Tuesday, October 25, 2016

Winter is Coming

The Russians are up to something:

At the Kremlin’s Ministry of Emergency Situations, the Cold War is back.

The country recently held its biggest civil defense drills since the collapse of the U.S.S.R., with what officials said were 40 million people rehearsing a response to chemical and nuclear threats.

Videos of emergency workers deployed in hazmat suits or checking the ventilation in bomb shelters were prominently aired on television when the four days of drills were held across the country. Students tried on gas masks and placed dummies on stretchers in school auditoriums.
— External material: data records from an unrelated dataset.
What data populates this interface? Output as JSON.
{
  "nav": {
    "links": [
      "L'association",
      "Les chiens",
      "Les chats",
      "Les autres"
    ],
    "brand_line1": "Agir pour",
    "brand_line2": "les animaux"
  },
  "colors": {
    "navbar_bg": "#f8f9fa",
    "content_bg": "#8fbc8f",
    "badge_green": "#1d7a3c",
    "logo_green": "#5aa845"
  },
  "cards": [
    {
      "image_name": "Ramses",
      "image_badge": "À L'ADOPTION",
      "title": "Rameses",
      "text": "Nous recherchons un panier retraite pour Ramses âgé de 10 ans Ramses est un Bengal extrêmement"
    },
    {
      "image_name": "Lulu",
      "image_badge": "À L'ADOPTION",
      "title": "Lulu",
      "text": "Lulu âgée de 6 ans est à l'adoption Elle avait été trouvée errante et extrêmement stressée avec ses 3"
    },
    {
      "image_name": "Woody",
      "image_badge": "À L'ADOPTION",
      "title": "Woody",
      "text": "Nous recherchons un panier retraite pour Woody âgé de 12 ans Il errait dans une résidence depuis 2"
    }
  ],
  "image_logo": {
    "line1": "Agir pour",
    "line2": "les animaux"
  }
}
It should go without saying that America has no interest in nuking Russia. Unless the Russians are getting worried about Chinese intentions but are too afraid to openly discuss that motivation, the Russians are whipping up Russian fear of the West out of nothing. But why?

Perhaps this is just to scare the West into being more cooperative on Ukraine, Syria, and sanctions.

Perhaps it is just to rally the Russian people around Putin as the economy falters under the weight of--in descending order of effect--corruption, low oil prices, and Western sanctions over Ukraine.

But perhaps it is to prepare the Russian people for war with America or the danger of war arising from some small war that Russia hopes to isolate from American involvement.

I don't think that such a war would be expansive as this worst case scenario that I drew up, in case Russian rhetoric is telegraphing a dangerous decision for war made in secret.

But it could mean--in ascending order of danger of a war erupting with America over the action--a major effort to slaughter people in Syria to kill Assad's way to victory. We've tolerated several hundred thousand dead without effectively responding. (Why would a few more tens of thousands by Russia change that attitude?)

Or it could mean a major effort to defeat Ukraine's military and seize control of the entire Donbas region to convince Ukraine to give up the fight and concede control of their lost territories in Crimea and the east to Russia. (Heck, getting a peace deal that confirms Russia's conquests thus far seems to be our policy, anyway. What's a little more ground lost to Russia?)

Or it could mean a Russian effort to seize Narva, Estonia, with Russian "volunteers" and hold it with a couple of brigades of "volunteer" soldiers that look remarkably like Russian army units, daring NATO to take the city back.And if NATO does not meet the challenge, breaking NATO's credibility.

That would likely be a bridge too far for Putin's ambitions, that NATO could not let slide. But does Putin know that? Does he have anybody but yes-men around him eager to tell him that the West will bend to his iron will no matter what the provocation?

I know I've used this term a lot recently, but yes, my pucker factor is at elevated levels.

And yet our National Inquirer Election rolls on even as rumors of war overseas barely breach our level of awareness except when some photogenic dead or wounded child victim of war captures our attention for the amount of time it takes to post it on Facebook.

UPDATE: Putin has a weak hand to play:

Russia is an enormously weak country that Putin is working desperately to make appear far more powerful than it is. He is doing extremely well at creating that illusion. There is a saying that perception is reality. That saying is rubbish. If it were true, reality would never have caught up with the perceptions surrounding the subprime crisis. Germany would have won the Battle of Britain, and – for that matter – the Soviet Union would still exist. Perception can buy time and time can, sometimes, change reality. But sometimes all that perception puts off is the inevitable, and in my view that is the case with Russia.

And chest beating does bolster Putin at home. Do read it all.

If you've read this blog you surely know that I agree with that point. America alone is far more powerful than Russia, and adding even our relatively weak NATO allies adds to the imbalance.

But Russia does have superiority over weaker neighbors. And nukes to deter counter-attacks after Russia exploits the time they have to beat on a weaker neighbor before America can deploy significant combat power to roll back the Russian gains.

And all that talk of Russia standing up to the West could push Putin to war with a superior West if his supporters believe that the West is a threat and believe that Putin has rebuilt Russia enough to defeat that threat.

After painting such a threat and picture of a revived Russia, how could Putin refuse to defeat that threat without losing the backing of the people?

Like Japan in 1941 (or Iraq in 1980, for that matter or Argentina in 1982), Russia could start a war believing they have no choice, while telling themselves that early gains can be locked in before their enemy can work up the nerve and resources to fight back.

And while the reality of our power superiority would in the end lead us to victory over the perception that Russia is shaping, we'd have to fight a war to make reality defeat perception. That is hardly ideal.

(And yes, this is the exact same update to the previous post.)

UPDATE: The dangers of playing with fear.  (And yes, this is the exact same update to the previous post.)